To repair the physician shortages in sure areas, the French authorities tried to extend provide final 12 months by eliminating a cap on the variety of medical college students. However the hole between metropolitan areas and rural areas has been widening. In response to the Senate report on medical deserts, Paris and the French Riviera have about 400 normal practitioners and specialists per 100,000 inhabitants, whereas the nationwide common is roughly 340.
Native authorities are attempting to draw younger docs to underserved, rural areas with incentives like masking tuition for newly graduated physiotherapists.
“It’s a appeal offensive,” stated Mr. Margueritte, the Cotentin official. “We hope they’ll have a crush.”
For some, the appeal appeared to work.
Axel Guérin, 25, a health care provider in coaching on the College of Caen who’s working on the well being middle in Les Pieux, stated he was planning to remain within the area after his six-month residency.
“I just like the mentality, the agricultural life, the residing setting,” he stated as he contemplated the panoramic seaside view from his workplace. Docs and interns typically take pleasure in lunchtime surf classes, Dr. Bansard stated.
However Dr. Jardel, the itinerant doctor, was not smitten, even after two weeks and a farewell reward from Dr. Bansard — beer from a neighborhood brewery.

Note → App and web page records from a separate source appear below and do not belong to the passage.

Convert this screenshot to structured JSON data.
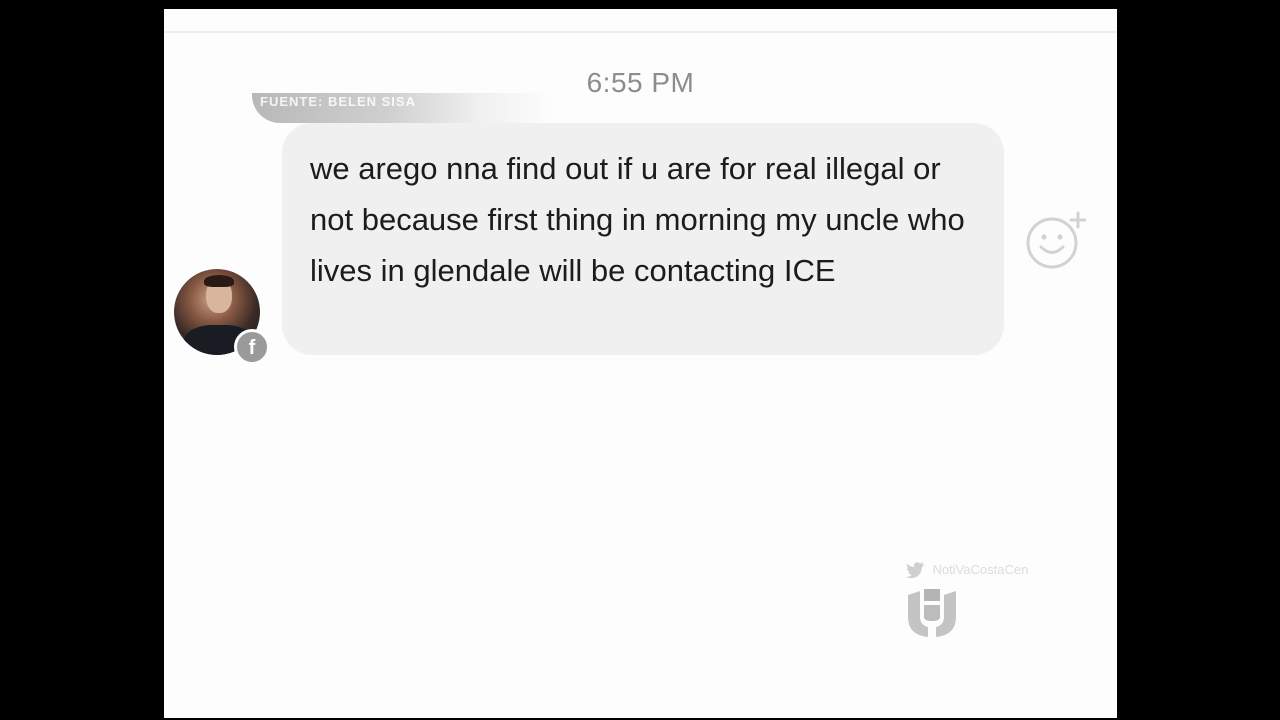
{
  "chat": {
    "timestamp": "6:55 PM",
    "message": "we arego nna find out if u are for real illegal or not because first thing in morning my uncle who lives in glendale will be contacting ICE",
    "sender_avatar_icon": "avatar-photo",
    "badge_icon": "facebook-icon",
    "reaction_icon": "add-reaction-icon"
  },
  "overlay": {
    "source_label": "FUENTE: BELEN SISA",
    "watermark_handle": "NotiVaCostaCen",
    "watermark_icon": "twitter-bird-icon",
    "watermark_logo_icon": "univision-logo-icon"
  },
  "colors": {
    "bubble": "#f0f0f0",
    "text": "#1c1c1c",
    "timestamp": "#8d8d8d",
    "background": "#fdfdfd"
  }
}
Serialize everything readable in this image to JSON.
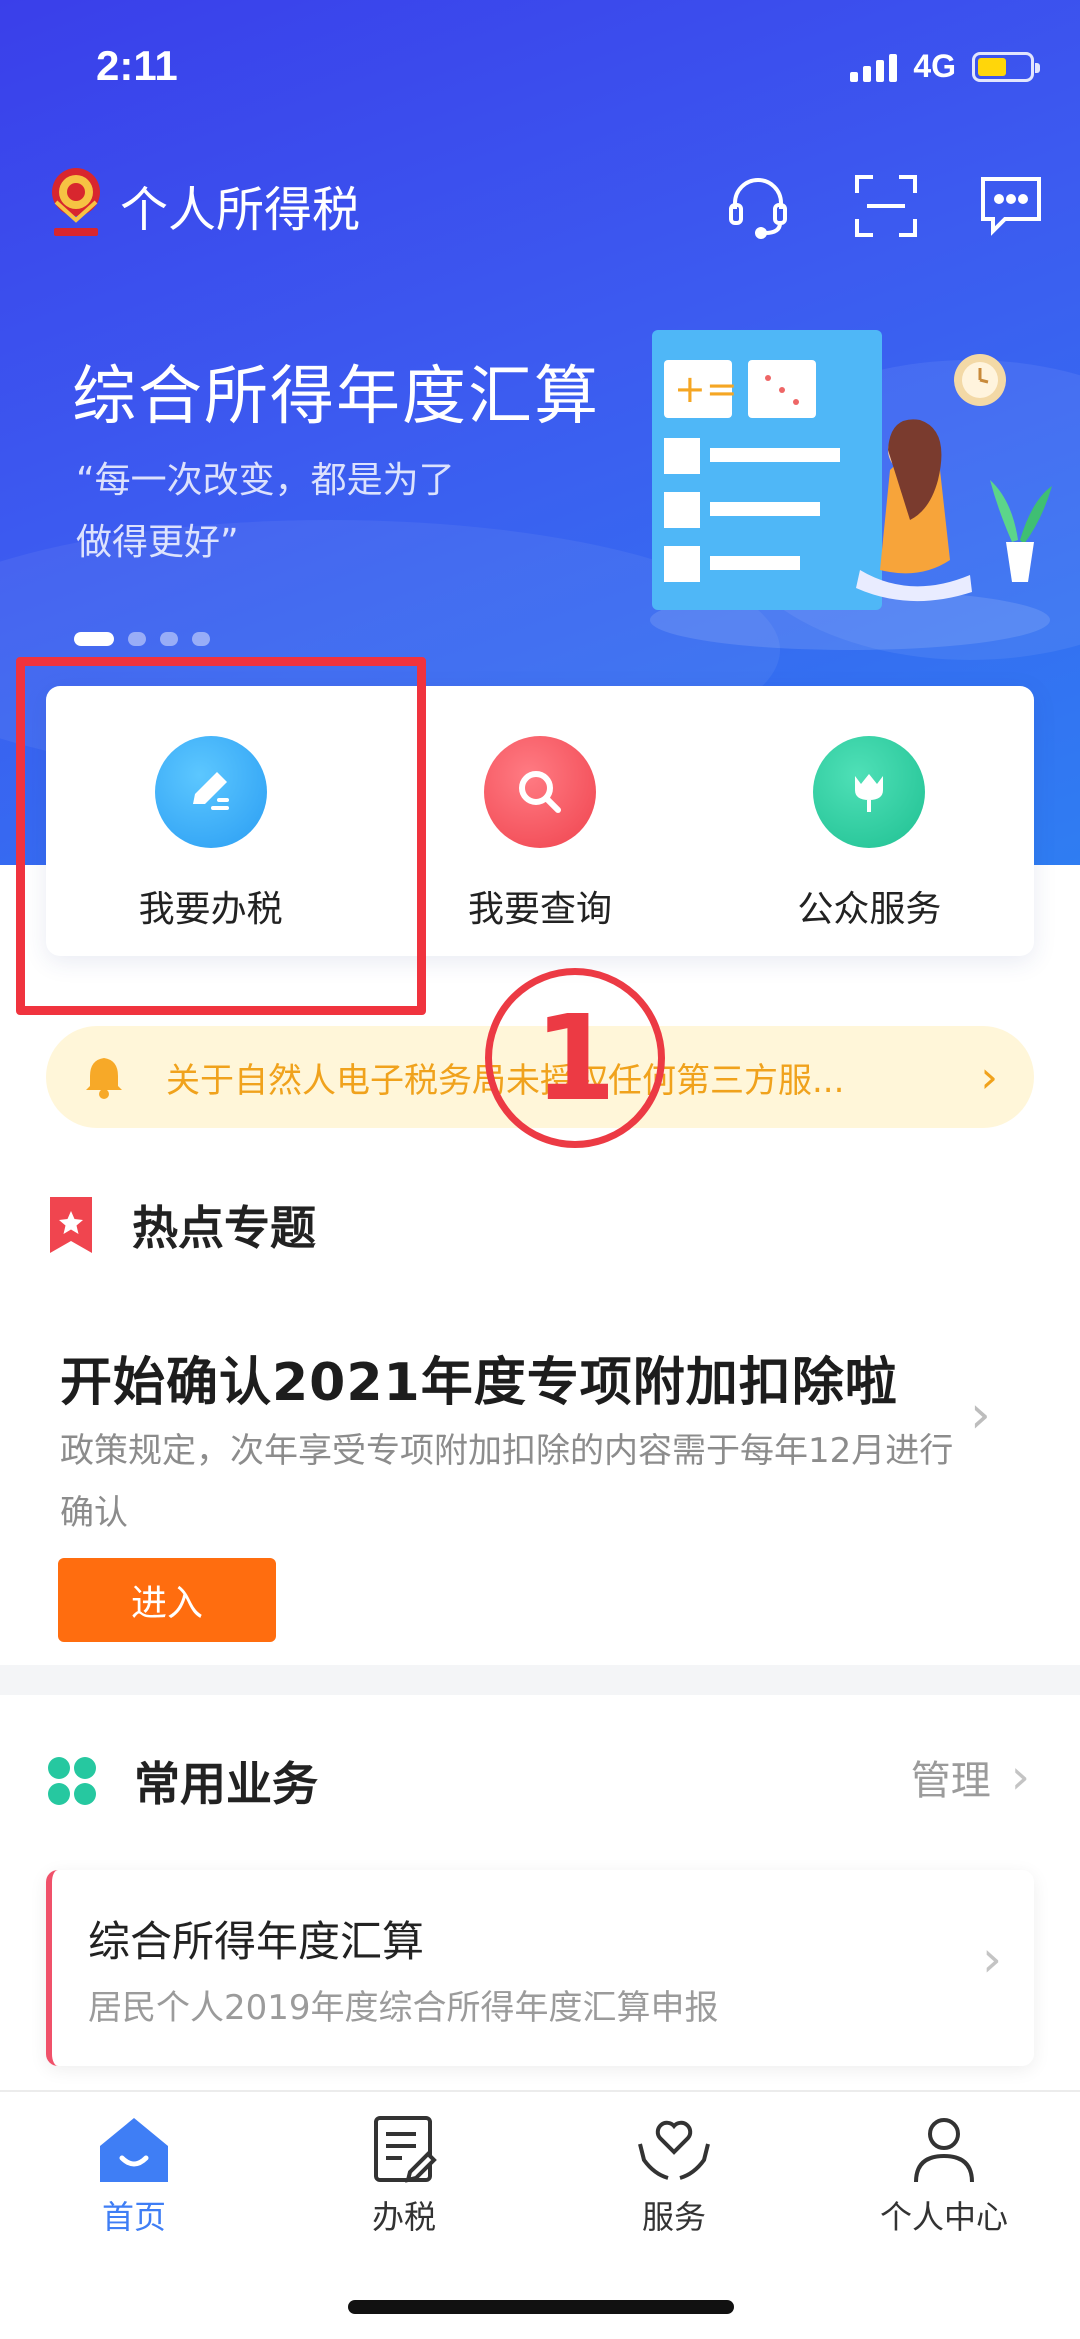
{
  "status_bar": {
    "time": "2:11",
    "network": "4G"
  },
  "header": {
    "app_title": "个人所得税"
  },
  "banner": {
    "title": "综合所得年度汇算",
    "subtitle_line1": "“每一次改变，都是为了",
    "subtitle_line2": "做得更好”",
    "slide_count": 4,
    "active_slide": 1
  },
  "actions": [
    {
      "label": "我要办税",
      "icon": "edit-icon",
      "color": "#2fa8f5"
    },
    {
      "label": "我要查询",
      "icon": "search-icon",
      "color": "#f5525c"
    },
    {
      "label": "公众服务",
      "icon": "tulip-icon",
      "color": "#22c9a0"
    }
  ],
  "annotation": {
    "number": "1"
  },
  "notice": {
    "text": "关于自然人电子税务局未授权任何第三方服..."
  },
  "hot_topics": {
    "section_title": "热点专题",
    "topic_title": "开始确认2021年度专项附加扣除啦",
    "topic_desc": "政策规定，次年享受专项附加扣除的内容需于每年12月进行确认",
    "enter_label": "进入"
  },
  "common_business": {
    "section_title": "常用业务",
    "manage_label": "管理",
    "item_title": "综合所得年度汇算",
    "item_sub": "居民个人2019年度综合所得年度汇算申报"
  },
  "tabs": [
    {
      "label": "首页",
      "icon": "home-icon",
      "active": true
    },
    {
      "label": "办税",
      "icon": "document-edit-icon",
      "active": false
    },
    {
      "label": "服务",
      "icon": "heart-hands-icon",
      "active": false
    },
    {
      "label": "个人中心",
      "icon": "person-icon",
      "active": false
    }
  ],
  "colors": {
    "hero_blue": "#3c5bf0",
    "accent_orange": "#ff6d0f",
    "highlight_red": "#f0333e",
    "tab_active": "#3f7ef5"
  }
}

“You’ll be able to come again anytime, and don’t overlook to deliver us some buddies!” Dr. Bansard stated as he waved goodbye.

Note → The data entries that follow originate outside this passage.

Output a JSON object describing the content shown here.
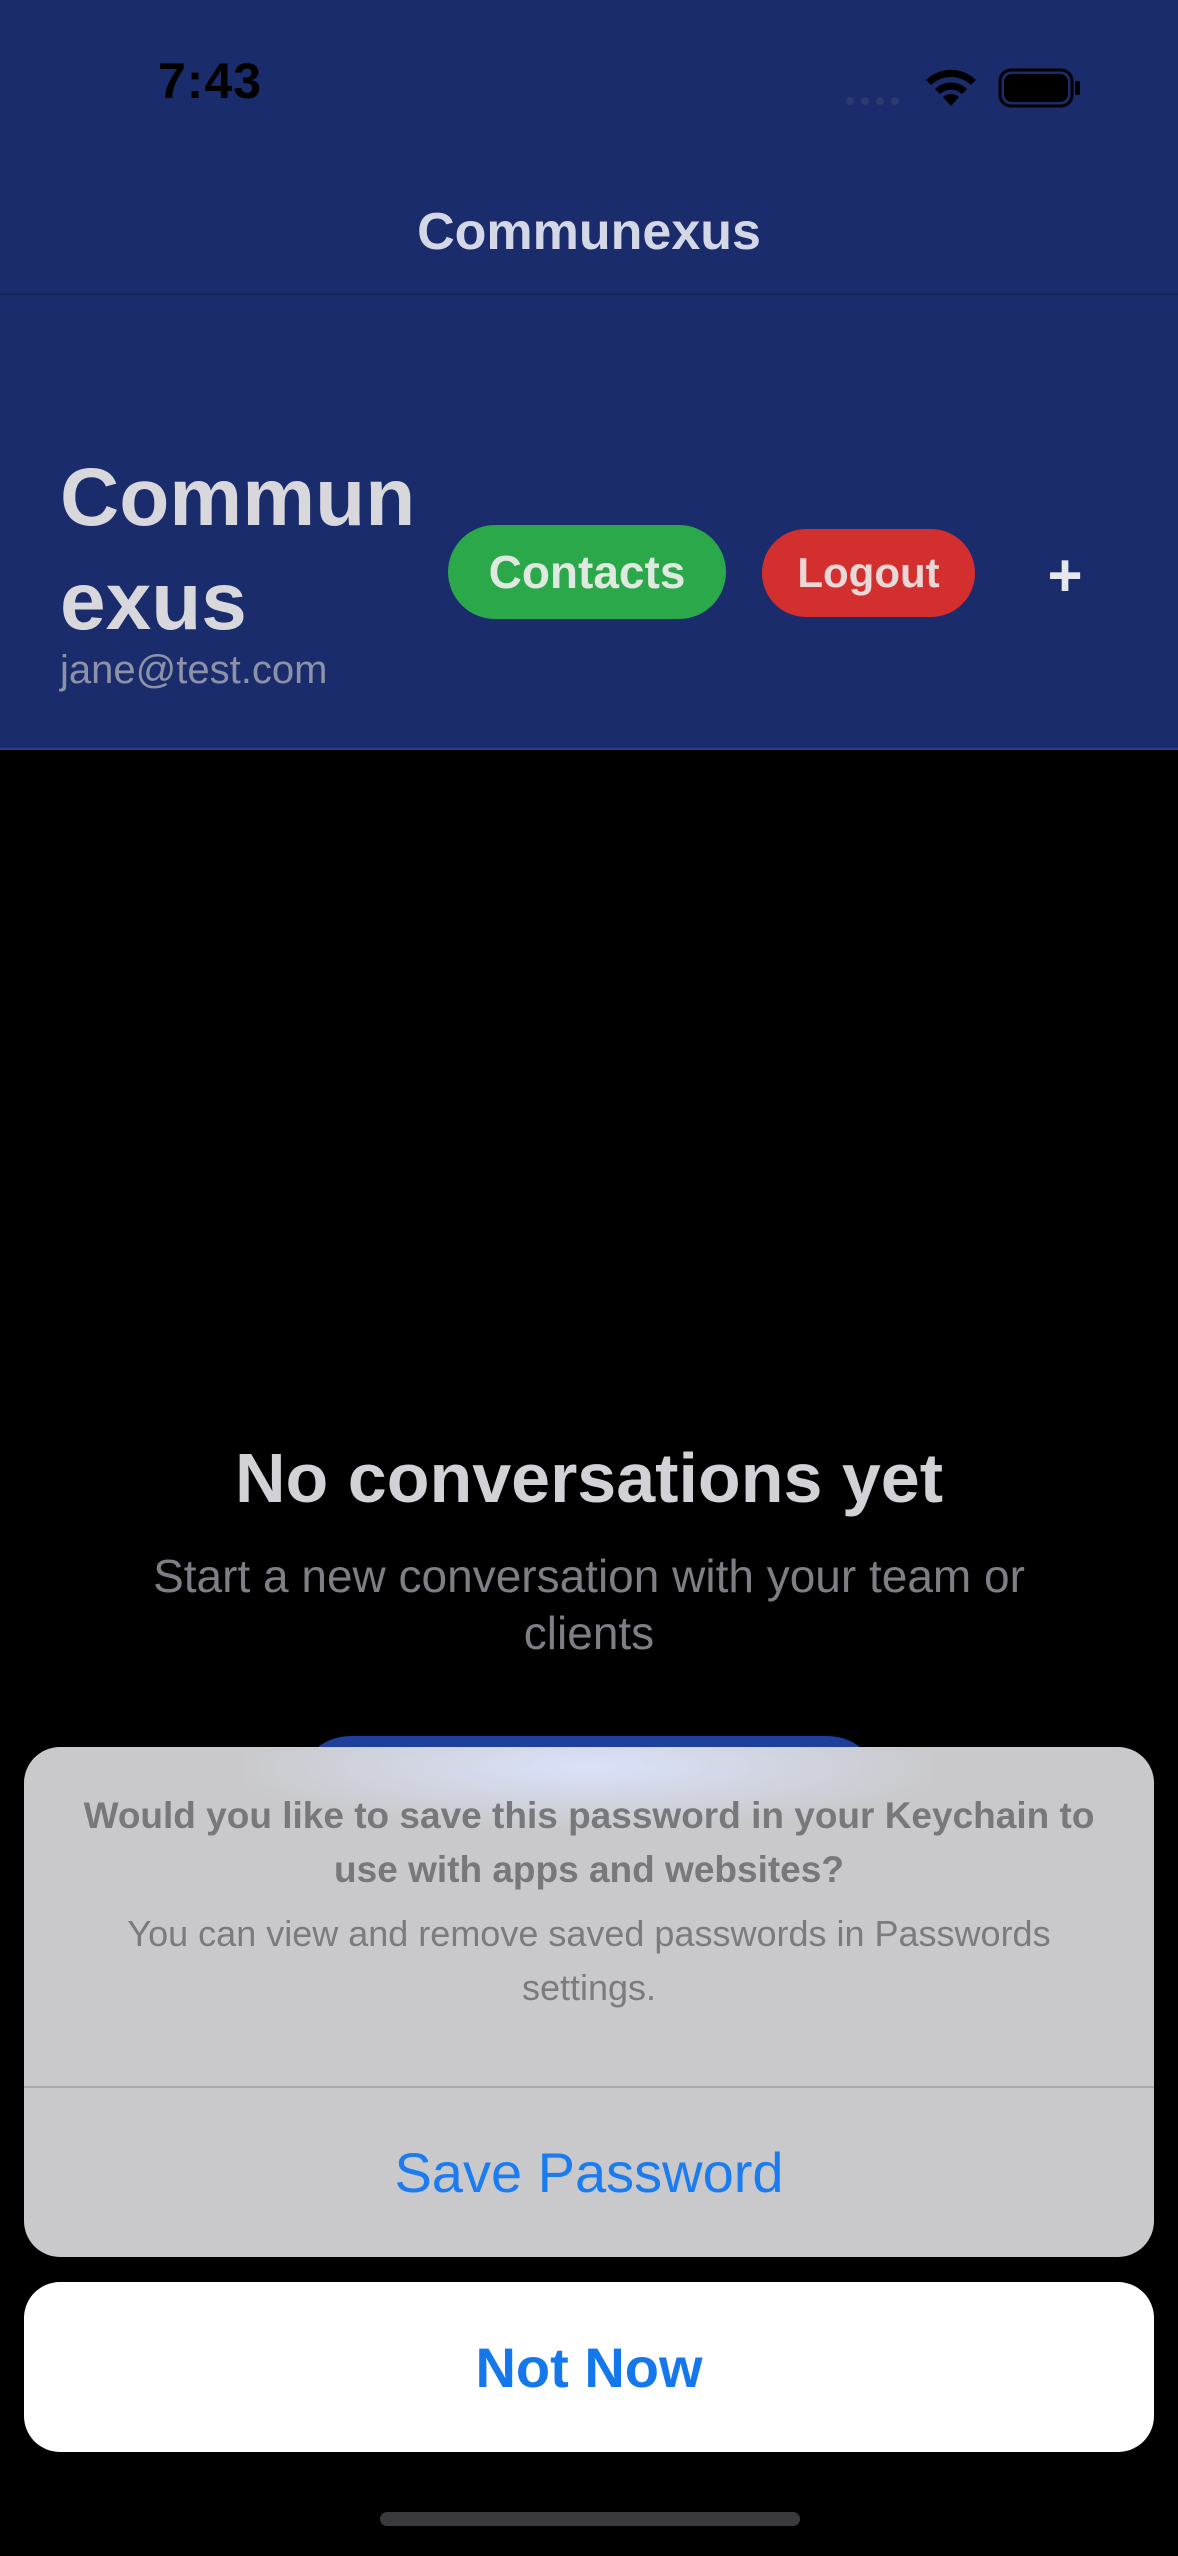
{
  "status_bar": {
    "time": "7:43",
    "wifi_icon": "wifi-icon",
    "battery_icon": "battery-icon"
  },
  "nav": {
    "title": "Communexus"
  },
  "header": {
    "brand_title": "Commun exus",
    "email": "jane@test.com",
    "contacts_label": "Contacts",
    "logout_label": "Logout",
    "add_label": "+"
  },
  "empty_state": {
    "title": "No conversations yet",
    "subtitle": "Start a new conversation with your team or clients"
  },
  "action_sheet": {
    "title": "Would you like to save this password in your Keychain to use with apps and websites?",
    "message": "You can view and remove saved passwords in Passwords settings.",
    "save_label": "Save Password",
    "cancel_label": "Not Now"
  },
  "colors": {
    "header_bg": "#1b2c6c",
    "contacts_green": "#2ba84a",
    "logout_red": "#d42f2f",
    "ios_blue": "#1a7cf0"
  }
}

“I’m taking my shot of rural life, however to settle right here for the subsequent 30 years, I can’t,” Dr. Jardel admitted.
He stowed his motorbike in his camper van and drove previous Mont Saint-Michel — the Norman island abbey that dominates the area — for the subsequent stage of his journey, in Brittany.
Following in his father’s footsteps, Dr. Jardel studied medication for 9 grueling years. However he wished to take a “breath of recent air” after commencement, in the course of the pandemic, by discovering France’s countryside and its small-town medical practices.
In Brittany, Dr. Jardel was changing Dr. Marion Molié, 33, the one doctor in Pleumeur-Gautier.
Initially from northeastern France, Dr. Molié fulfilled a dream by shopping for a stone home on this small city to stay in along with her husband and two youngsters. Native authorities determined for docs paid for Dr. Molié’s secretary for a 12 months and lined her workplace hire of about $600 for the primary few months.
However after working there since September, she felt overwhelmed.
“There was once eight docs,” stated Dr. Molié, who works at a care house that was established by two docs in 2014. They stop lower than a 12 months later to open an workplace in a much bigger city.
“Now, for the 8,000 inhabitants of the peninsula, we’re solely two,” she stated.
Overburdened with the 1,800 sufferers she already treats, Dr. Molié has stated since March that she couldn’t tackle new ones. The state of affairs is turning into “increasingly worrisome,” she added, particularly now that the physician in a neighboring city is about to retire.
After touring the care house and gathering the keys, Dr. Jardel appeared for a spot to park his camper van earlier than sunset. Alongside Brittany’s foggy coastal panorama, he settled subsequent to previous males fishing.
Dr. Jardel took within the salty sea breeze and watched the waves. He has already considered a brand new venture: creating a company to encourage different younger docs to find underserved areas.
And would he embark on one other Tour de France?
“It’s not unimaginable,” he stated. “I noticed 10 of France’s 101 departments. I nonetheless have 91 left.”